Once we have learned about the world of illustration and the specific sector we want to target, it is time to curate the content of our portfolio. And that’s when the first questions come to us: what do I include? How many images do I show of each project? Do I make a digital or a paper portfolio? Do I add text?
Many of these factors will depend on the sector you are targeting, for example:
- If you want to work illustrating books you should have a digital and a physical portfolio, (if you have any published work it is better that you take it to the meetings too). If we present a more finished product to the editor he or she will decide more easily if he or she wants to publish our work.
- If you want to work in illustration for digital media (for example, apps), it’s best if younhave a digital portfolio.
- If you want to focus on product illustration, it always helps to include mock-ups (I will make a post about those later on) or models of how the finished illustration will look on the product.
The idea is that you present your work in a way that it’s closest to how it will be reproduced and as finished as possible. Look at it from the client’s point of view and think if he or she will understand your portfolio and if it will be a useful tool to decide if they are interested in your services.
There is nothing established about the quantity of images, but there is a golden rule: quality is better than quantity. It is better to show a few illustrations that stand out and are really good than to show a lot of mediocre work or one that doesn’t represent your style. The usual is between 10 and 15 illustrations. Bonus tip: do series! Presenting several illustrations on the same topic (for example, several book covers for a collection or some designs for juice bottles of different flavors), this will demonstrate that you have a consistent style and you can translate it into different set illustrations.

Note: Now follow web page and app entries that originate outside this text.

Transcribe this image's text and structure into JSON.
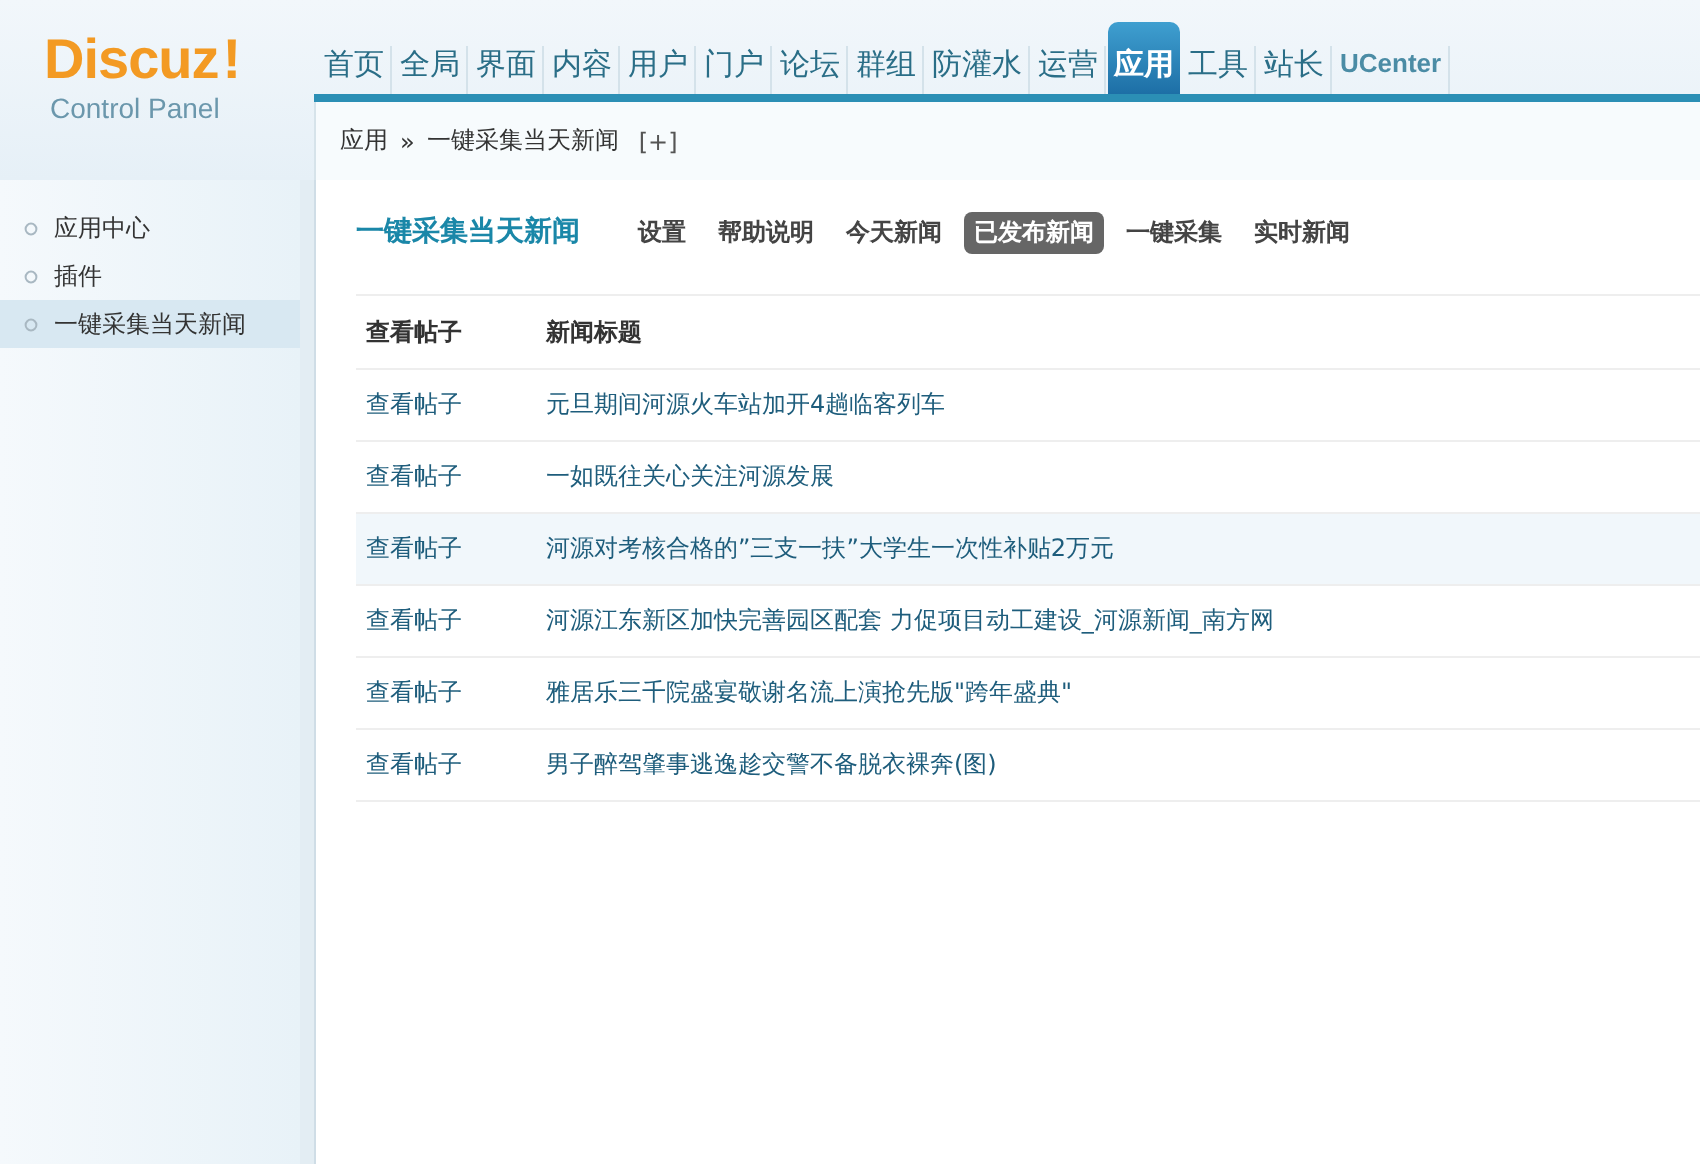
{
  "logo": {
    "name": "Discuz",
    "mark": "!",
    "subtitle": "Control Panel"
  },
  "nav": [
    {
      "label": "首页",
      "selected": false
    },
    {
      "label": "全局",
      "selected": false
    },
    {
      "label": "界面",
      "selected": false
    },
    {
      "label": "内容",
      "selected": false
    },
    {
      "label": "用户",
      "selected": false
    },
    {
      "label": "门户",
      "selected": false
    },
    {
      "label": "论坛",
      "selected": false
    },
    {
      "label": "群组",
      "selected": false
    },
    {
      "label": "防灌水",
      "selected": false
    },
    {
      "label": "运营",
      "selected": false
    },
    {
      "label": "应用",
      "selected": true
    },
    {
      "label": "工具",
      "selected": false
    },
    {
      "label": "站长",
      "selected": false
    },
    {
      "label": "UCenter",
      "selected": false
    }
  ],
  "breadcrumb": {
    "items": [
      "应用",
      "一键采集当天新闻"
    ],
    "separator": "»",
    "add": "[+]"
  },
  "sidebar": {
    "items": [
      {
        "label": "应用中心",
        "selected": false
      },
      {
        "label": "插件",
        "selected": false
      },
      {
        "label": "一键采集当天新闻",
        "selected": true
      }
    ]
  },
  "page_title": "一键采集当天新闻",
  "tabs": [
    {
      "label": "设置",
      "selected": false
    },
    {
      "label": "帮助说明",
      "selected": false
    },
    {
      "label": "今天新闻",
      "selected": false
    },
    {
      "label": "已发布新闻",
      "selected": true
    },
    {
      "label": "一键采集",
      "selected": false
    },
    {
      "label": "实时新闻",
      "selected": false
    }
  ],
  "table": {
    "columns": [
      "查看帖子",
      "新闻标题"
    ],
    "rows": [
      {
        "link": "查看帖子",
        "title": "元旦期间河源火车站加开4趟临客列车",
        "highlighted": false
      },
      {
        "link": "查看帖子",
        "title": "一如既往关心关注河源发展",
        "highlighted": false
      },
      {
        "link": "查看帖子",
        "title": "河源对考核合格的”三支一扶”大学生一次性补贴2万元",
        "highlighted": true
      },
      {
        "link": "查看帖子",
        "title": "河源江东新区加快完善园区配套 力促项目动工建设_河源新闻_南方网",
        "highlighted": false
      },
      {
        "link": "查看帖子",
        "title": "雅居乐三千院盛宴敬谢名流上演抢先版\"跨年盛典\"",
        "highlighted": false
      },
      {
        "link": "查看帖子",
        "title": "男子醉驾肇事逃逸趁交警不备脱衣裸奔(图)",
        "highlighted": false
      }
    ]
  }
}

Finally and to make this task easier, get organized! It is important that when preparing or updating your portfolio you can easily access the images that you are going to include. That is why it will make your life much easier to have a well-ordered folder system (per year, per customer, per sector …) on your computer. In my case I have it per year and per customer. Another thing I do is, once finished, export the illustration in various formats: in CMYK in high resolution for printing and for the portfolio on paper, in RGB in high resolution for the digital portfolio and in RGB in medium / low resolution for my website or for social media (and in a format that fits them). I also name the files so it’s easy to tell them apart. So, when I look for the image for any use, I don’t have to reopen it and resize it; it is more efficient.

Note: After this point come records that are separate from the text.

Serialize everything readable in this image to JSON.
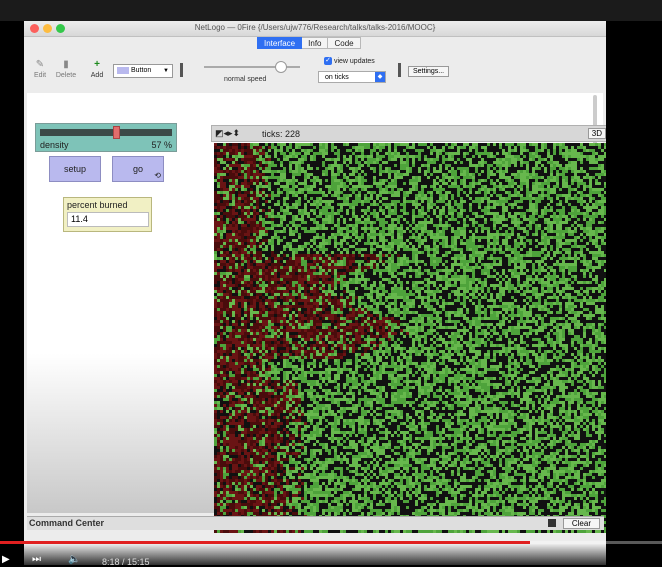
{
  "window": {
    "title": "NetLogo — 0Fire {/Users/ujw776/Research/talks/talks-2016/MOOC}"
  },
  "tabs": [
    {
      "label": "Interface",
      "active": true
    },
    {
      "label": "Info"
    },
    {
      "label": "Code"
    }
  ],
  "toolbar": {
    "edit_label": "Edit",
    "delete_label": "Delete",
    "add_label": "Add",
    "widget_select": "Button",
    "speed_label": "normal speed",
    "view_updates_label": "view updates",
    "view_updates_checked": true,
    "update_mode": "on ticks",
    "settings_label": "Settings..."
  },
  "widgets": {
    "density": {
      "label": "density",
      "value": "57 %",
      "level": 0.57
    },
    "setup_label": "setup",
    "go_label": "go",
    "monitor": {
      "label": "percent burned",
      "value": "11.4"
    }
  },
  "view": {
    "ticks_text": "ticks: 228",
    "threed_label": "3D"
  },
  "command_center": {
    "title": "Command Center",
    "clear_label": "Clear"
  },
  "video": {
    "time": "8:18 / 15:15",
    "progress": 0.8
  }
}
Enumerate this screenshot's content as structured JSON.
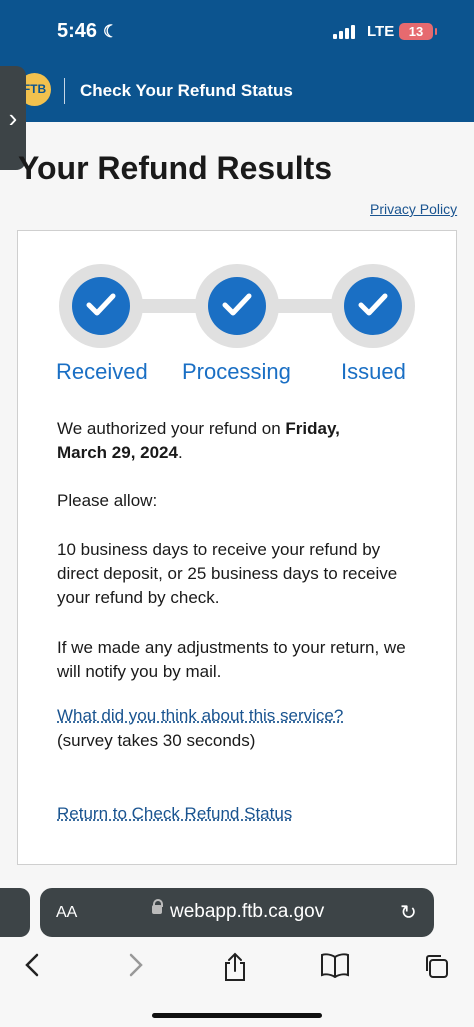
{
  "status_bar": {
    "time": "5:46",
    "network": "LTE",
    "battery": "13"
  },
  "header": {
    "logo_text": "FTB",
    "title": "Check Your Refund Status"
  },
  "page": {
    "heading": "Your Refund Results",
    "privacy_link": "Privacy Policy"
  },
  "progress": {
    "steps": [
      {
        "label": "Received"
      },
      {
        "label": "Processing"
      },
      {
        "label": "Issued"
      }
    ]
  },
  "message": {
    "authorized_prefix": "We authorized your refund on ",
    "authorized_date": "Friday, March 29, 2024",
    "authorized_suffix": ".",
    "please_allow": "Please allow:",
    "timing": "10 business days to receive your refund by direct deposit, or 25 business days to receive your refund by check.",
    "adjustments": "If we made any adjustments to your return, we will notify you by mail.",
    "survey_link": "What did you think about this service?",
    "survey_note": "(survey takes 30 seconds)",
    "return_link": "Return to Check Refund Status"
  },
  "browser": {
    "aa_label": "AA",
    "url": "webapp.ftb.ca.gov"
  },
  "colors": {
    "header_bg": "#0c548f",
    "step_blue": "#1a6fc4",
    "link": "#1a5490"
  }
}
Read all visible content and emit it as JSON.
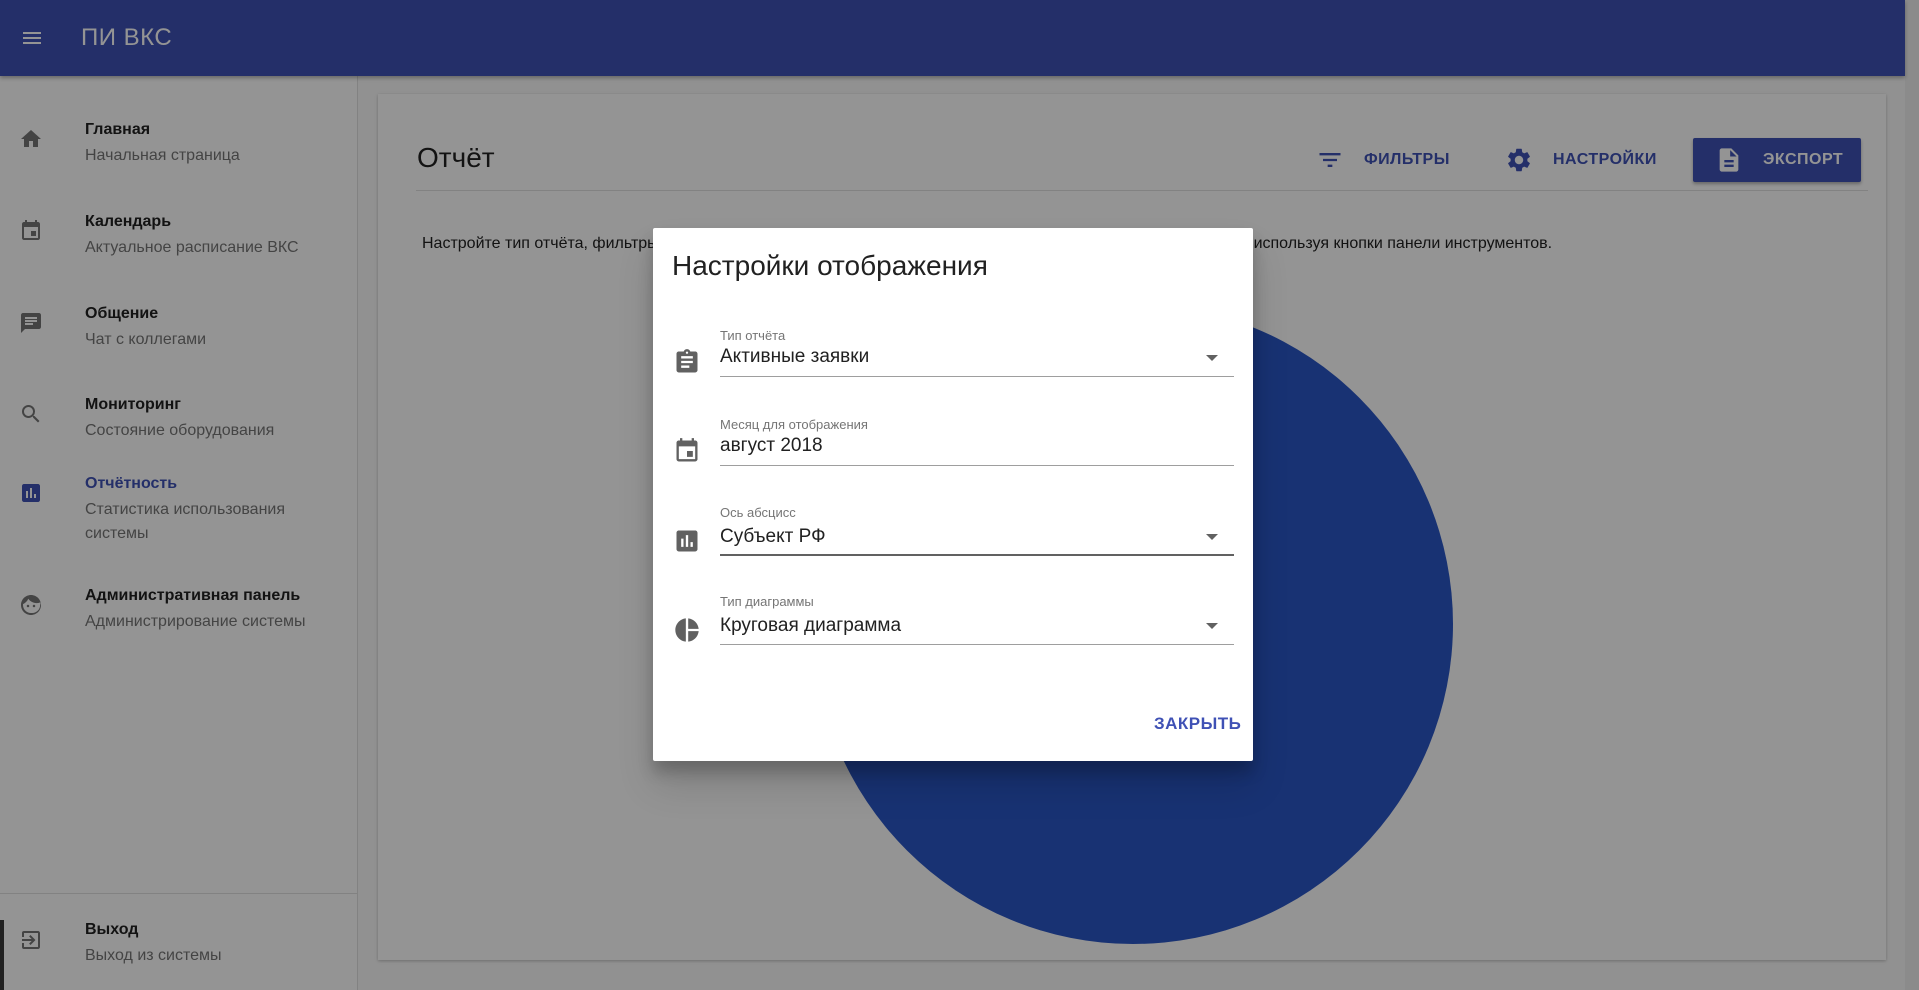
{
  "app": {
    "title": "ПИ ВКС"
  },
  "sidebar": {
    "items": [
      {
        "title": "Главная",
        "subtitle": "Начальная страница",
        "icon": "home-icon"
      },
      {
        "title": "Календарь",
        "subtitle": "Актуальное расписание ВКС",
        "icon": "calendar-icon"
      },
      {
        "title": "Общение",
        "subtitle": "Чат с коллегами",
        "icon": "chat-icon"
      },
      {
        "title": "Мониторинг",
        "subtitle": "Состояние оборудования",
        "icon": "search-icon"
      },
      {
        "title": "Отчётность",
        "subtitle": "Статистика использования системы",
        "icon": "chart-icon",
        "active": true
      },
      {
        "title": "Административная панель",
        "subtitle": "Администрирование системы",
        "icon": "face-icon"
      }
    ],
    "logout": {
      "title": "Выход",
      "subtitle": "Выход из системы",
      "icon": "logout-icon"
    }
  },
  "report": {
    "title": "Отчёт",
    "toolbar": {
      "filters_label": "ФИЛЬТРЫ",
      "settings_label": "НАСТРОЙКИ",
      "export_label": "ЭКСПОРТ"
    },
    "description": "Настройте тип отчёта, фильтры данных и способ отображения, а также экспортируйте полученную диаграмму, используя кнопки панели инструментов."
  },
  "chart_data": {
    "type": "pie",
    "categories": [
      ""
    ],
    "values": [
      100
    ],
    "colors": [
      "#2a56c6"
    ]
  },
  "dialog": {
    "title": "Настройки отображения",
    "fields": [
      {
        "label": "Тип отчёта",
        "value": "Активные заявки",
        "icon": "clipboard-icon",
        "dropdown": true
      },
      {
        "label": "Месяц для отображения",
        "value": "август 2018",
        "icon": "calendar-icon",
        "dropdown": false
      },
      {
        "label": "Ось абсцисс",
        "value": "Субъект РФ",
        "icon": "bar-chart-icon",
        "dropdown": true
      },
      {
        "label": "Тип диаграммы",
        "value": "Круговая диаграмма",
        "icon": "pie-chart-icon",
        "dropdown": true
      }
    ],
    "close_label": "ЗАКРЫТЬ"
  },
  "colors": {
    "primary": "#3f51b5",
    "overlay": "rgba(0,0,0,0.42)",
    "pie": "#2a56c6"
  }
}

With all this information it is time to choose which projects we will add to the portfolio, how many images per project, whether we will do it a digital or paper portfolio, or both, what format and size works best for us and what approximate number of pages it will have. Also to order the files to have them ready for later.

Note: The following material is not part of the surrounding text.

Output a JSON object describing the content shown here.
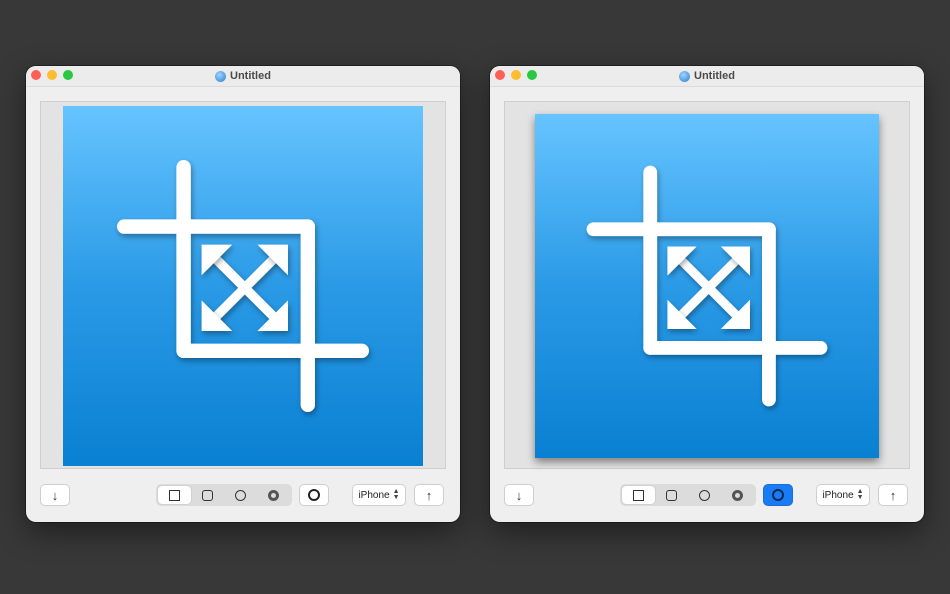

And that’s it for today, what questions have popped on your mind before starting to lay out your portfolio? Are you having trouble keeping it updated? Tell me all about it in the comments and on my social media! You can find me on Instagram , Twitter and LinkedIn ✨